In this paper we present 3D registration techniques for detecting breast cancer lesions based on differences between the high spatial resolution 'pre' and 'post' contrast administration MR breast scans. We also present registration techniques for detecting lesions based on the time course of enhancement after administration of the contrast agent based on changes in the low spatial resolution, high temporal resolution, dynamic MR data taken during the absorption of the contrast agent. Alignment of the 'pre' and 'post' MR data and of the dynamic MR images is done by a direct optimization technique to estimate a global affine deformation model using a coarse-to-fine control strategy over a 3D pyramid. This global model is followed by a one iteration flow estimation to account for any local non-rigidity. We present results of the registration process and visualization of the different volumes obtained after alignment.
Least-squares and robust methods were presented for determining the location and orientation of a mobile robot from visual measurements of modeled 3-D landmarks. However, building the 3-D landmark models is a time consuming and tedious process. For landmark-based navigation methods to be widely applicable, automatic methods have to be developed to build new 3-D models and enhance the existing models. Ideally, a robot would continuously build and update its world model as it explores the environment. This paper presents techniques to determine the 3-D location of image features from a sequence of monocular 2-D images captured by a camera mounted on the robot. The approach adopted here is to first build a partial model (possibly noisy) either manually, by stereo, or by tracking and reconstructing shallow structures over a sequence of images using the constraint of affine trackability.

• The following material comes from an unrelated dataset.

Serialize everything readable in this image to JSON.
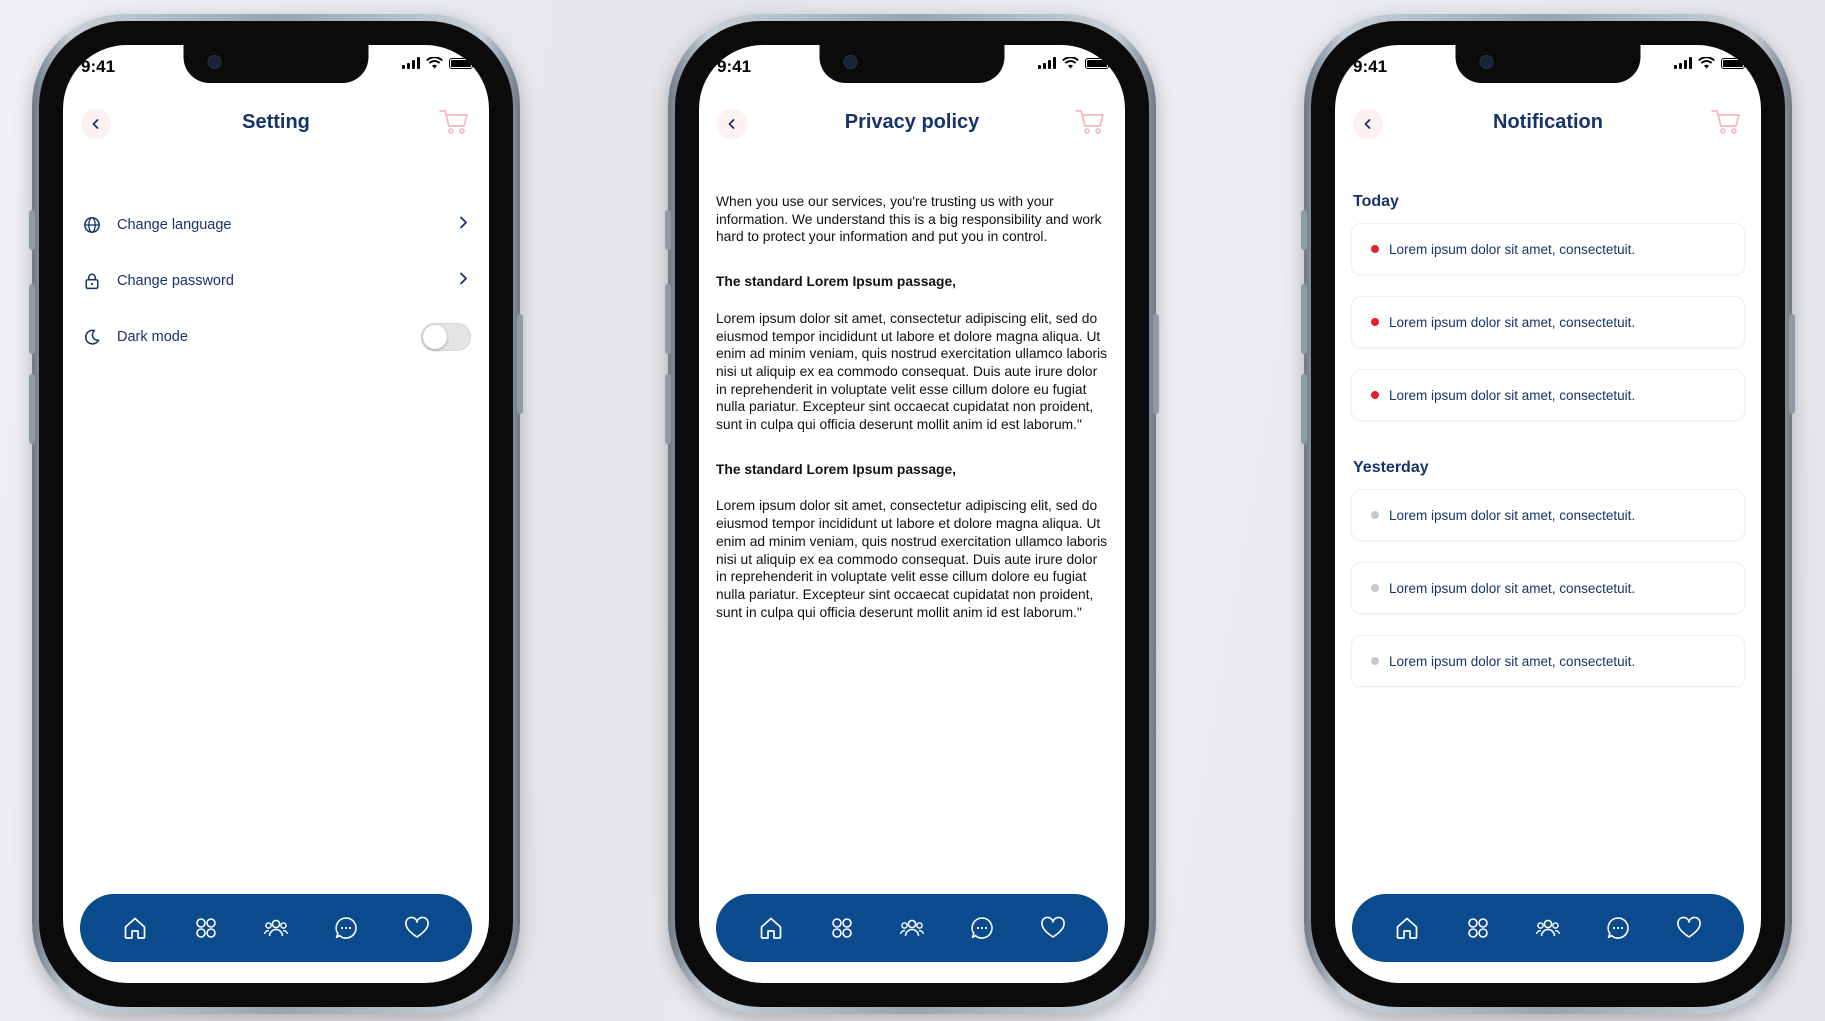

This model is subsequently used to compute the pose that relates the model coordinate system and the camera coordinate system of the image frames in the sequence. The unmodeled 3-D features (those not already in the model) are tracked over the image sequence and their 3-D locations recovered by a pseudo-triangulation process, a form of `induced stereo.' The triangulation process is also used to make new 3-D measurements of the initial model points. These measurements are then fused with the previous estimates to refine the set of initial model points.